■ Your goal ■
Extract each line of the data below exactly as written.

Data in this exercise Block Start

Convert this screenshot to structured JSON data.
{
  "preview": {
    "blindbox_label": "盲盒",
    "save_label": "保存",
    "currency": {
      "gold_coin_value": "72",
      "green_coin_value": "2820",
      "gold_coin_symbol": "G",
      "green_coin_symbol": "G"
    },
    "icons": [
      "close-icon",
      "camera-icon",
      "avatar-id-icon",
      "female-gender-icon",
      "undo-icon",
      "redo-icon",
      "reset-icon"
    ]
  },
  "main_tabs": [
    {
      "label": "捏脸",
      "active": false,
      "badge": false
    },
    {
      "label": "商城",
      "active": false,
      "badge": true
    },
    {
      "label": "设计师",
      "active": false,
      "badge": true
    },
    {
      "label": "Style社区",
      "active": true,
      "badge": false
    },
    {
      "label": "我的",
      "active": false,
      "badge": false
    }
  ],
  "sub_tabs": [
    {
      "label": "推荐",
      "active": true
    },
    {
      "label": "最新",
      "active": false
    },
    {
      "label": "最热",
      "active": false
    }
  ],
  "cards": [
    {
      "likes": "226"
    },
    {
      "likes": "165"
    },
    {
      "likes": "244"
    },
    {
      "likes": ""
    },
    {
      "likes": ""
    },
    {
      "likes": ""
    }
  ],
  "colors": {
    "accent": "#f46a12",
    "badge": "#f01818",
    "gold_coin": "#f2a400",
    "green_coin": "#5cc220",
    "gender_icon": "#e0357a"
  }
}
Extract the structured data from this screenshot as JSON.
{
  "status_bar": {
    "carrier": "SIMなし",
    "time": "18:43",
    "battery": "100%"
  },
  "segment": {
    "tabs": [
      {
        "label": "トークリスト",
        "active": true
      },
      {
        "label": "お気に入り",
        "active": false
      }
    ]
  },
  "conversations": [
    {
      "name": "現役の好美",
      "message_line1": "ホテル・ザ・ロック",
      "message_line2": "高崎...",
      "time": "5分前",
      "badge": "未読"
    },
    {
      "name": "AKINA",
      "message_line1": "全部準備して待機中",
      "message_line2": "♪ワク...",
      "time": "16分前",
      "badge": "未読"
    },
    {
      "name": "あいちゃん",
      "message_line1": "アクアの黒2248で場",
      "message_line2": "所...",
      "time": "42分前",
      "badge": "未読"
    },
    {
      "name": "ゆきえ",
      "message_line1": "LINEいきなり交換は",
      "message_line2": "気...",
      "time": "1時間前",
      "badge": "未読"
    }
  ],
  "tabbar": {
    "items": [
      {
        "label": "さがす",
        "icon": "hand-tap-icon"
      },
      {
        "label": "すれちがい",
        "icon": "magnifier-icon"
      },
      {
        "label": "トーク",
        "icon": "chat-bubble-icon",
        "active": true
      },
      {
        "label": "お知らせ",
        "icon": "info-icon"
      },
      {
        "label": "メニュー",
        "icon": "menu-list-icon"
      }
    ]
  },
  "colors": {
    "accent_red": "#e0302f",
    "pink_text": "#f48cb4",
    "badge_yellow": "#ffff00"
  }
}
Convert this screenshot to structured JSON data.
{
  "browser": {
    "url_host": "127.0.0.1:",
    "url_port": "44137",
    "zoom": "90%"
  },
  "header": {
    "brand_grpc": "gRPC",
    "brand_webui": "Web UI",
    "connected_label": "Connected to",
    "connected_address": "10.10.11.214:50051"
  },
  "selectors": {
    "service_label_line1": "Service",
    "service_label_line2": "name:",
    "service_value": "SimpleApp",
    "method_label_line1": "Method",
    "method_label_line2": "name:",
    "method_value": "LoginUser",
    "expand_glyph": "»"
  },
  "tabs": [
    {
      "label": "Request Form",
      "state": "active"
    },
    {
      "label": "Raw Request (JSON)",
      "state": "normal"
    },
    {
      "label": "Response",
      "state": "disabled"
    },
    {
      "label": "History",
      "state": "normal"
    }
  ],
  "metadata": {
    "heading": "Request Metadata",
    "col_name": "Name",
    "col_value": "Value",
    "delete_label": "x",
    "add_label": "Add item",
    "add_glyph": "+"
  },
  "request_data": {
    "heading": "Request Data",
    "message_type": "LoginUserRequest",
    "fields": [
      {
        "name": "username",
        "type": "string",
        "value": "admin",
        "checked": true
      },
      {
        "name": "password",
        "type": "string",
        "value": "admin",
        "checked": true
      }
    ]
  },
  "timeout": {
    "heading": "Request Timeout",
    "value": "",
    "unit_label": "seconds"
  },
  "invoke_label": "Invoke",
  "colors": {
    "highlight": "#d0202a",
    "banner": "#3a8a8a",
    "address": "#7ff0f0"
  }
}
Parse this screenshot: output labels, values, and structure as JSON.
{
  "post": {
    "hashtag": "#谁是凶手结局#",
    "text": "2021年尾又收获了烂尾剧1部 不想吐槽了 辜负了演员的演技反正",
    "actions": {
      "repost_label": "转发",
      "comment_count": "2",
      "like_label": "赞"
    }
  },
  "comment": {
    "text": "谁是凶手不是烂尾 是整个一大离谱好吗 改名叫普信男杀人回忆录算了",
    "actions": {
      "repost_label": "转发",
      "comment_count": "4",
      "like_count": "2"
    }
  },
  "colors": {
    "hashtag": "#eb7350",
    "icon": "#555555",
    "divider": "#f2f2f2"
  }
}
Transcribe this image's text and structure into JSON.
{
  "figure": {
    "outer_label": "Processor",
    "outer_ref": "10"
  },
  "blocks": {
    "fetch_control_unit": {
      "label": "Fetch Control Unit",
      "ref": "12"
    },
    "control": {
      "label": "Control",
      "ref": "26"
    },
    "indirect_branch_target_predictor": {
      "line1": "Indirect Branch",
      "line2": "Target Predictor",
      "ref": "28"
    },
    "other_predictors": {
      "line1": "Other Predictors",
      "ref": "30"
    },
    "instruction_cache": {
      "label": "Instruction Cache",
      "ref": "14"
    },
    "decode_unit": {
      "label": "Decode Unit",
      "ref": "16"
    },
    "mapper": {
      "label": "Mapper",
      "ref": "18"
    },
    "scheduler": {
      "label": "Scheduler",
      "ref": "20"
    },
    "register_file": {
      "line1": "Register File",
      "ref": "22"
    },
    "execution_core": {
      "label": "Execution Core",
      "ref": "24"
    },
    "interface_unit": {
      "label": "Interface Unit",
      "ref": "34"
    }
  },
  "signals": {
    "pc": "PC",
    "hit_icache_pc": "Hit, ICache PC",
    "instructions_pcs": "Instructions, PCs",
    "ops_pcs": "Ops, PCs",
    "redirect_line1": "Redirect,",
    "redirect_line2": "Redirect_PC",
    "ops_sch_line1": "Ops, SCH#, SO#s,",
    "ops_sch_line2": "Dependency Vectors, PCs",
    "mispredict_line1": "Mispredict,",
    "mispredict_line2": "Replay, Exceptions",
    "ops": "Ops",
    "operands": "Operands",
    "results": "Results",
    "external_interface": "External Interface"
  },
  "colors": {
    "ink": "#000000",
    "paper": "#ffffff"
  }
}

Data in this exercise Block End

■ Task result ■
Convert this screenshot to structured JSON data.
{
  "preview": {
    "blindbox_label": "盲盒",
    "save_label": "保存",
    "currency": {
      "gold_coin_value": "72",
      "green_coin_value": "2820",
      "gold_coin_symbol": "G",
      "green_coin_symbol": "G"
    },
    "icons": [
      "close-icon",
      "camera-icon",
      "avatar-id-icon",
      "female-gender-icon",
      "undo-icon",
      "redo-icon",
      "reset-icon"
    ]
  },
  "main_tabs": [
    {
      "label": "捏脸",
      "active": false,
      "badge": false
    },
    {
      "label": "商城",
      "active": false,
      "badge": true
    },
    {
      "label": "设计师",
      "active": false,
      "badge": true
    },
    {
      "label": "Style社区",
      "active": true,
      "badge": false
    },
    {
      "label": "我的",
      "active": false,
      "badge": false
    }
  ],
  "sub_tabs": [
    {
      "label": "推荐",
      "active": true
    },
    {
      "label": "最新",
      "active": false
    },
    {
      "label": "最热",
      "active": false
    }
  ],
  "cards": [
    {
      "likes": "226"
    },
    {
      "likes": "165"
    },
    {
      "likes": "244"
    },
    {
      "likes": ""
    },
    {
      "likes": ""
    },
    {
      "likes": ""
    }
  ],
  "colors": {
    "accent": "#f46a12",
    "badge": "#f01818",
    "gold_coin": "#f2a400",
    "green_coin": "#5cc220",
    "gender_icon": "#e0357a"
  }
}
Extract the structured data from this screenshot as JSON.
{
  "status_bar": {
    "carrier": "SIMなし",
    "time": "18:43",
    "battery": "100%"
  },
  "segment": {
    "tabs": [
      {
        "label": "トークリスト",
        "active": true
      },
      {
        "label": "お気に入り",
        "active": false
      }
    ]
  },
  "conversations": [
    {
      "name": "現役の好美",
      "message_line1": "ホテル・ザ・ロック",
      "message_line2": "高崎...",
      "time": "5分前",
      "badge": "未読"
    },
    {
      "name": "AKINA",
      "message_line1": "全部準備して待機中",
      "message_line2": "♪ワク...",
      "time": "16分前",
      "badge": "未読"
    },
    {
      "name": "あいちゃん",
      "message_line1": "アクアの黒2248で場",
      "message_line2": "所...",
      "time": "42分前",
      "badge": "未読"
    },
    {
      "name": "ゆきえ",
      "message_line1": "LINEいきなり交換は",
      "message_line2": "気...",
      "time": "1時間前",
      "badge": "未読"
    }
  ],
  "tabbar": {
    "items": [
      {
        "label": "さがす",
        "icon": "hand-tap-icon"
      },
      {
        "label": "すれちがい",
        "icon": "magnifier-icon"
      },
      {
        "label": "トーク",
        "icon": "chat-bubble-icon",
        "active": true
      },
      {
        "label": "お知らせ",
        "icon": "info-icon"
      },
      {
        "label": "メニュー",
        "icon": "menu-list-icon"
      }
    ]
  },
  "colors": {
    "accent_red": "#e0302f",
    "pink_text": "#f48cb4",
    "badge_yellow": "#ffff00"
  }
}
Convert this screenshot to structured JSON data.
{
  "browser": {
    "url_host": "127.0.0.1:",
    "url_port": "44137",
    "zoom": "90%"
  },
  "header": {
    "brand_grpc": "gRPC",
    "brand_webui": "Web UI",
    "connected_label": "Connected to",
    "connected_address": "10.10.11.214:50051"
  },
  "selectors": {
    "service_label_line1": "Service",
    "service_label_line2": "name:",
    "service_value": "SimpleApp",
    "method_label_line1": "Method",
    "method_label_line2": "name:",
    "method_value": "LoginUser",
    "expand_glyph": "»"
  },
  "tabs": [
    {
      "label": "Request Form",
      "state": "active"
    },
    {
      "label": "Raw Request (JSON)",
      "state": "normal"
    },
    {
      "label": "Response",
      "state": "disabled"
    },
    {
      "label": "History",
      "state": "normal"
    }
  ],
  "metadata": {
    "heading": "Request Metadata",
    "col_name": "Name",
    "col_value": "Value",
    "delete_label": "x",
    "add_label": "Add item",
    "add_glyph": "+"
  },
  "request_data": {
    "heading": "Request Data",
    "message_type": "LoginUserRequest",
    "fields": [
      {
        "name": "username",
        "type": "string",
        "value": "admin",
        "checked": true
      },
      {
        "name": "password",
        "type": "string",
        "value": "admin",
        "checked": true
      }
    ]
  },
  "timeout": {
    "heading": "Request Timeout",
    "value": "",
    "unit_label": "seconds"
  },
  "invoke_label": "Invoke",
  "colors": {
    "highlight": "#d0202a",
    "banner": "#3a8a8a",
    "address": "#7ff0f0"
  }
}
Parse this screenshot: output labels, values, and structure as JSON.
{
  "post": {
    "hashtag": "#谁是凶手结局#",
    "text": "2021年尾又收获了烂尾剧1部 不想吐槽了 辜负了演员的演技反正",
    "actions": {
      "repost_label": "转发",
      "comment_count": "2",
      "like_label": "赞"
    }
  },
  "comment": {
    "text": "谁是凶手不是烂尾 是整个一大离谱好吗 改名叫普信男杀人回忆录算了",
    "actions": {
      "repost_label": "转发",
      "comment_count": "4",
      "like_count": "2"
    }
  },
  "colors": {
    "hashtag": "#eb7350",
    "icon": "#555555",
    "divider": "#f2f2f2"
  }
}
Transcribe this image's text and structure into JSON.
{
  "figure": {
    "outer_label": "Processor",
    "outer_ref": "10"
  },
  "blocks": {
    "fetch_control_unit": {
      "label": "Fetch Control Unit",
      "ref": "12"
    },
    "control": {
      "label": "Control",
      "ref": "26"
    },
    "indirect_branch_target_predictor": {
      "line1": "Indirect Branch",
      "line2": "Target Predictor",
      "ref": "28"
    },
    "other_predictors": {
      "line1": "Other Predictors",
      "ref": "30"
    },
    "instruction_cache": {
      "label": "Instruction Cache",
      "ref": "14"
    },
    "decode_unit": {
      "label": "Decode Unit",
      "ref": "16"
    },
    "mapper": {
      "label": "Mapper",
      "ref": "18"
    },
    "scheduler": {
      "label": "Scheduler",
      "ref": "20"
    },
    "register_file": {
      "line1": "Register File",
      "ref": "22"
    },
    "execution_core": {
      "label": "Execution Core",
      "ref": "24"
    },
    "interface_unit": {
      "label": "Interface Unit",
      "ref": "34"
    }
  },
  "signals": {
    "pc": "PC",
    "hit_icache_pc": "Hit, ICache PC",
    "instructions_pcs": "Instructions, PCs",
    "ops_pcs": "Ops, PCs",
    "redirect_line1": "Redirect,",
    "redirect_line2": "Redirect_PC",
    "ops_sch_line1": "Ops, SCH#, SO#s,",
    "ops_sch_line2": "Dependency Vectors, PCs",
    "mispredict_line1": "Mispredict,",
    "mispredict_line2": "Replay, Exceptions",
    "ops": "Ops",
    "operands": "Operands",
    "results": "Results",
    "external_interface": "External Interface"
  },
  "colors": {
    "ink": "#000000",
    "paper": "#ffffff"
  }
}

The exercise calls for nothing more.